Revenue increased by 36% to $1.6 billion, from $1.17 billion in the same period in 2021. Segment revenue comprised 46% of the carrier’s income.

The carrier attributed the revenue increase to a 28% increase in revenue per load and a 7% rise in load volume.


Operating income increased by 4% to $77.1 million, from $74.33 million. Segment income comprised 23% of the carrier’s income.

Revenue rose 28% to $741.3 million, from $579.95 million. Segment revenue comprised 21% of the carrier’s revenue.

According to the carrier, segment revenue rose as a result of a 20% increase in average revenue-producing trucks and a 6% increase in fleet productivity.


Operating income increased by 243% to $24.96 million, from $7.26 million.

Revenue rose by 29% to $675.39 million, from $524.94 million.


Operating income increased by 210% to $31.49 million, from $10.17 million.

Revenue rose by 77% to $264.34 million, from $149.53 million.


Operating loss of $180,000, compared to income of $8.49 million.

Revenue rose 8% to $218.45 million, from $201.88 million.

According to the Cass Transportation Index Report, the shipments component of the Cass Freight Index rose 0.6% in March, from the same month in 2021. The growth was slower than the 3.6% year-over-year increase in February. The report showed that while shipment growth slowed in the first quarter as a result of the COVID omicron variant, freight was slowing before the war in Ukraine started.
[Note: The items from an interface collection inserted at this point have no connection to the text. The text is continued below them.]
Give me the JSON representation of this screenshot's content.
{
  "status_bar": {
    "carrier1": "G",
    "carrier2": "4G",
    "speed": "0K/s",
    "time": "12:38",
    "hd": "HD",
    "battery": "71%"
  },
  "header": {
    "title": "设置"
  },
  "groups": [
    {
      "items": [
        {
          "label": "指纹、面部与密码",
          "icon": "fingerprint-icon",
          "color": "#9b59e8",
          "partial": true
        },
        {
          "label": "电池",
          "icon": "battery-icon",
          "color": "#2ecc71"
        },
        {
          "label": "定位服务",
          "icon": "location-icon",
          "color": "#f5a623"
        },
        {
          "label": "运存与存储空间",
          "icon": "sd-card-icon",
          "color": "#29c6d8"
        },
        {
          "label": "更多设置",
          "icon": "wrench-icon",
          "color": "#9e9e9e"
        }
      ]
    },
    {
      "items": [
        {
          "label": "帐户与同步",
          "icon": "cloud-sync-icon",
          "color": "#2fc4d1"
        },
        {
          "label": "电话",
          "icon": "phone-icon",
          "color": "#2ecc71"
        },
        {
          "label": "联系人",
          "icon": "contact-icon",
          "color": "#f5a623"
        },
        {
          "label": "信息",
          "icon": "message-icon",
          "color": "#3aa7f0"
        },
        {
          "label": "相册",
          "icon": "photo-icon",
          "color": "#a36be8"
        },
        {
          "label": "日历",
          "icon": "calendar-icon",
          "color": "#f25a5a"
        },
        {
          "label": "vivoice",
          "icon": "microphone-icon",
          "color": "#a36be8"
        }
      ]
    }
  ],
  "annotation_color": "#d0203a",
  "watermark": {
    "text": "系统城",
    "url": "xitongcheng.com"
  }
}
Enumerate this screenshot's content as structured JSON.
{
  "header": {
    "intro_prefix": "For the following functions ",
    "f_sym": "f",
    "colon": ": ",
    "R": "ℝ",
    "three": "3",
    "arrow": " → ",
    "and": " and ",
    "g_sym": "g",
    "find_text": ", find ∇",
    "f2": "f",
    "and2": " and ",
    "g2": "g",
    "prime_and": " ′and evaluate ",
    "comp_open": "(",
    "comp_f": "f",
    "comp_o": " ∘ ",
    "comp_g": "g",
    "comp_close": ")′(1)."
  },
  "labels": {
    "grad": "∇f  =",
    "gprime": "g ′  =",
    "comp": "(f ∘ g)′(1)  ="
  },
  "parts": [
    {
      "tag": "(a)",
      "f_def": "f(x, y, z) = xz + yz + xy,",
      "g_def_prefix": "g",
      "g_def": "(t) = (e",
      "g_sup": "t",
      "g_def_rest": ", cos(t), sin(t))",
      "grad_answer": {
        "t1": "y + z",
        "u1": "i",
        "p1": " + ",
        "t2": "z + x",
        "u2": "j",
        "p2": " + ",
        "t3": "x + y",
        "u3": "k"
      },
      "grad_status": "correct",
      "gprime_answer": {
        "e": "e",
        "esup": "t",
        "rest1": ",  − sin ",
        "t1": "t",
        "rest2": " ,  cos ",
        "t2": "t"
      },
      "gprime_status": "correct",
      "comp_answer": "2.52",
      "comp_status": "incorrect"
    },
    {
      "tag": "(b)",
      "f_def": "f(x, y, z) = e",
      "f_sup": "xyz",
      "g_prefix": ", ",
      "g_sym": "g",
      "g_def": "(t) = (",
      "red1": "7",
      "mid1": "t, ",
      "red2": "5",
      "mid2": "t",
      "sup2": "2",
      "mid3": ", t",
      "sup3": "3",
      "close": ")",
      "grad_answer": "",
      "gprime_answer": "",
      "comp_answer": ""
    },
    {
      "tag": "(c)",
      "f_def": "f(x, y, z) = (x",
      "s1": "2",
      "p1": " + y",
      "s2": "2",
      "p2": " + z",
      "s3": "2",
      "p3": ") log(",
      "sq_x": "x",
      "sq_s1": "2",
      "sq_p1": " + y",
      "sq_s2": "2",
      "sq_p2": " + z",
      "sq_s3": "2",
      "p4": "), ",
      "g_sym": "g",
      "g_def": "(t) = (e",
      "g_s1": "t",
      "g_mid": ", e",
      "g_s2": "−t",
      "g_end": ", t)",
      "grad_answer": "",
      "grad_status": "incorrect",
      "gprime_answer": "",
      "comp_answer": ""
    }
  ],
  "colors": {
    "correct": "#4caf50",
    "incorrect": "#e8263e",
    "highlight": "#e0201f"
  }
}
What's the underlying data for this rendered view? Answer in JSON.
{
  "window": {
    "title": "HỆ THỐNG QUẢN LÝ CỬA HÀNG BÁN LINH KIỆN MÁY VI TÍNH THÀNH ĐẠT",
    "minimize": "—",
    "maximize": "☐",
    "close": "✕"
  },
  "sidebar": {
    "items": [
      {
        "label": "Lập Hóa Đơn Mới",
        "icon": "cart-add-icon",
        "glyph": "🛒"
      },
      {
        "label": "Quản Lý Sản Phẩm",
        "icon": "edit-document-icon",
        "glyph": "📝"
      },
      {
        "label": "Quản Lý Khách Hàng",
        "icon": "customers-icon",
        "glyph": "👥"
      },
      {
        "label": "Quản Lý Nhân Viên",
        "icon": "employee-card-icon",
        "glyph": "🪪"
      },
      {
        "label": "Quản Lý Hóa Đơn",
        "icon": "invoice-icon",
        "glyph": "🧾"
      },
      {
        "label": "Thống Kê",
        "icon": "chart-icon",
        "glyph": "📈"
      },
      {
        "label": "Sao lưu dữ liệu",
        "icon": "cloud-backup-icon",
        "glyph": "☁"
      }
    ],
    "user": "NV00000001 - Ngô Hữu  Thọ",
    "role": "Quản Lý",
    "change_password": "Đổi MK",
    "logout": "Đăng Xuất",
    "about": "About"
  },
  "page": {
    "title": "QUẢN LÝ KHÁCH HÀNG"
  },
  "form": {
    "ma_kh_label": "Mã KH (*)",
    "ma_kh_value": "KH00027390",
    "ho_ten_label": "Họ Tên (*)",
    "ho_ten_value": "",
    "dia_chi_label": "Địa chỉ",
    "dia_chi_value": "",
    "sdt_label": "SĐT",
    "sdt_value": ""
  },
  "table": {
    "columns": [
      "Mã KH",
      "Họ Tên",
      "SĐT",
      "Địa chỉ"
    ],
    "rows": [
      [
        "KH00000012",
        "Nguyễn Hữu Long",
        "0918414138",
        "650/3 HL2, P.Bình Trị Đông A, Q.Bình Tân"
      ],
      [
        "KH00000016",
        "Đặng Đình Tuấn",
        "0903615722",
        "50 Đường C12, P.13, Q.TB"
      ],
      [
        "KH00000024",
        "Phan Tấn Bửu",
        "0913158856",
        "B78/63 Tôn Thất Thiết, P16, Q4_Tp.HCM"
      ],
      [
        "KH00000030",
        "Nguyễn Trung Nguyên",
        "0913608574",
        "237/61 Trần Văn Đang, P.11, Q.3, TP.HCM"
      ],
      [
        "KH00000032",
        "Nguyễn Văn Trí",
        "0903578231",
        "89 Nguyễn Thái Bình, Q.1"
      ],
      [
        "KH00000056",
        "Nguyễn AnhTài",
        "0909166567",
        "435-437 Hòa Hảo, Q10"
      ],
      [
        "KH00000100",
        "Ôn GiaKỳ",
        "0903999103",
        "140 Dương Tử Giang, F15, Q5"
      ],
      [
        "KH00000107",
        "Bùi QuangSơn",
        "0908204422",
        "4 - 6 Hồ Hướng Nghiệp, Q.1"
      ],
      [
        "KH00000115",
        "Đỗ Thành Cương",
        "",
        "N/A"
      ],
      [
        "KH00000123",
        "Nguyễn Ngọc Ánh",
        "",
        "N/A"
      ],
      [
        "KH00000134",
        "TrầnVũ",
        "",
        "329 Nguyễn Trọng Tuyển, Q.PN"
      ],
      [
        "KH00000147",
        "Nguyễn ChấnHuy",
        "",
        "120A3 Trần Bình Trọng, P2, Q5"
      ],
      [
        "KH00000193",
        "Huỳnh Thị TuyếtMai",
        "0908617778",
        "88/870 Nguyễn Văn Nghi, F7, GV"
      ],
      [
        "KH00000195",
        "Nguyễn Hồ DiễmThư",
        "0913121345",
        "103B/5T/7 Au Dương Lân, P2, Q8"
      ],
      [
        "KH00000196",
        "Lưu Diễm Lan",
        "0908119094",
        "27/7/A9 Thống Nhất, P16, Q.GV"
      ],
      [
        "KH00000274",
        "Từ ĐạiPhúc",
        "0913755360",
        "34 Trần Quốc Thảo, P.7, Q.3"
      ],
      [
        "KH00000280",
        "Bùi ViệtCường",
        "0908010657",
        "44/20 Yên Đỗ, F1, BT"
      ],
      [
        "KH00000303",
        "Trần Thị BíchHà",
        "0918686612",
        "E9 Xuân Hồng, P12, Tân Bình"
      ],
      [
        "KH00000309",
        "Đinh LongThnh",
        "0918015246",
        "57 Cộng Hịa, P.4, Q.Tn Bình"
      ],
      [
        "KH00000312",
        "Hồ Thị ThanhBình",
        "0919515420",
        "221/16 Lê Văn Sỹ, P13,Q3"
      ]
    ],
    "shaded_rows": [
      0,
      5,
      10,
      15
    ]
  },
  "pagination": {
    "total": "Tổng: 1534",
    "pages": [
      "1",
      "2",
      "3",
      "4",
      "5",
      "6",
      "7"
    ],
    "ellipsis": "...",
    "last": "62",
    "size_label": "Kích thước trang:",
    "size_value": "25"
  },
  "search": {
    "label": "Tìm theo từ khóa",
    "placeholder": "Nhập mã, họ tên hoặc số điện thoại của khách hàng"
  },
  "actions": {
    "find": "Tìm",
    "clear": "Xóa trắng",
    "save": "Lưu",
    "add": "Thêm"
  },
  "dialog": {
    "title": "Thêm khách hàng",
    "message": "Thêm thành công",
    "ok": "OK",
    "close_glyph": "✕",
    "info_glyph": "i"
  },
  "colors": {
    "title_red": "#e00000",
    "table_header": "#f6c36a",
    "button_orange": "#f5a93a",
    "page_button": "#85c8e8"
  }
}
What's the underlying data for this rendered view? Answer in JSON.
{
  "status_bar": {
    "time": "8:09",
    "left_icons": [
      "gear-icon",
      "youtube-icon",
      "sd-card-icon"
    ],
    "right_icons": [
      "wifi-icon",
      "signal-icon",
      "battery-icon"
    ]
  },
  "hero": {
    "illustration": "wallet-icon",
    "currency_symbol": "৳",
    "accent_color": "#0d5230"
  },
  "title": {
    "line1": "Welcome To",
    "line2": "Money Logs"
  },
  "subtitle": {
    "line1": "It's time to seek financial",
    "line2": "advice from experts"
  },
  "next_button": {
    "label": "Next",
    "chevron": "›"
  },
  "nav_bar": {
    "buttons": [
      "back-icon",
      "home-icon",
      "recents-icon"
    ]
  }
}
“The threat of freight recession has risen recently as services reopen, inflation presses up interest rates, and – though war-related effects are likely to be modest in the near-term – higher energy prices have an increasingly negative effect over time,” according to the report. “We’re certainly seeing a freight slowdown and spot market correction, but in our view, it is too early to call it a freight recession.”